_EXTRACTED DATA_:
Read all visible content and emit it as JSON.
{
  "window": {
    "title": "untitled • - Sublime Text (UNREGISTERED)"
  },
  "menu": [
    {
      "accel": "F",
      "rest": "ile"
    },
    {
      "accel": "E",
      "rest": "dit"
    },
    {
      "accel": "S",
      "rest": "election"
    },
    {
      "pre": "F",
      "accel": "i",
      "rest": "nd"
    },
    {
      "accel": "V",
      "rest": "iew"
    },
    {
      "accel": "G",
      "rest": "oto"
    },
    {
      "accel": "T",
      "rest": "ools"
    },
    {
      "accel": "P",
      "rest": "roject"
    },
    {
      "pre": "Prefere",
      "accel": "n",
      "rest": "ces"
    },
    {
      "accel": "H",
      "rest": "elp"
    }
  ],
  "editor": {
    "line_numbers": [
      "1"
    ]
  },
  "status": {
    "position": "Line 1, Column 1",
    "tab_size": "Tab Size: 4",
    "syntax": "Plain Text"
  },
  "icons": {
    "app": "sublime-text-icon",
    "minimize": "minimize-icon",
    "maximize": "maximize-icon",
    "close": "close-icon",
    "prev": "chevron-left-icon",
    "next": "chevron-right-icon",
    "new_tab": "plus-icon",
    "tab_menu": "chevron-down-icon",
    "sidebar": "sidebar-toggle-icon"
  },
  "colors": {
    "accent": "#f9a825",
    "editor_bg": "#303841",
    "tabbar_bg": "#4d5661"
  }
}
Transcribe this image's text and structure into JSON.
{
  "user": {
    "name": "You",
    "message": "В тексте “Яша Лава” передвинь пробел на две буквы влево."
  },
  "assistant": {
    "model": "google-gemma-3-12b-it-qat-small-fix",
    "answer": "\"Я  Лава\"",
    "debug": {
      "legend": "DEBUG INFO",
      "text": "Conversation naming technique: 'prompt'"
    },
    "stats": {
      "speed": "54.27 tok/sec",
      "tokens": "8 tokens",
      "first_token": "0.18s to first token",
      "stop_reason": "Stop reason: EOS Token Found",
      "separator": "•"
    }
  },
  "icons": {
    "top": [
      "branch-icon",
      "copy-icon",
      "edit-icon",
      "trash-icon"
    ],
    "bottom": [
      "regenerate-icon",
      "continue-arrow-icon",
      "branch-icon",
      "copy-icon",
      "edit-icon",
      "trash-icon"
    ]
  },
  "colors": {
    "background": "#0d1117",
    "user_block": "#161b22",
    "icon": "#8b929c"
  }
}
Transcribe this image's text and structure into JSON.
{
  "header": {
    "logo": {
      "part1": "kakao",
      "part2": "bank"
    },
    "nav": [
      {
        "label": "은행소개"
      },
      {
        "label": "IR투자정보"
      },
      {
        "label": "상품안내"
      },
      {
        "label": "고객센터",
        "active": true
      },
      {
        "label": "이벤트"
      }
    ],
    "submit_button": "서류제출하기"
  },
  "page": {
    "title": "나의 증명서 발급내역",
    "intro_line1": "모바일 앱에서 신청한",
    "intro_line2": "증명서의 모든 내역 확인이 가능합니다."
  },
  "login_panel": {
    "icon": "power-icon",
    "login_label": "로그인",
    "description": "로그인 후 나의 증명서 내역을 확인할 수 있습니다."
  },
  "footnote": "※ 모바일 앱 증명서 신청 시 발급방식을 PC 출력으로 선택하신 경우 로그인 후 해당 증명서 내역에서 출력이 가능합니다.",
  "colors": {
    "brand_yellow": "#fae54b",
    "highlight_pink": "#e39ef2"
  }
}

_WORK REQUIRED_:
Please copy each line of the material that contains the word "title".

_SOLUTION FOR THIS PROBLEM_:
    "title": "untitled • - Sublime Text (UNREGISTERED)"
    "title": "나의 증명서 발급내역",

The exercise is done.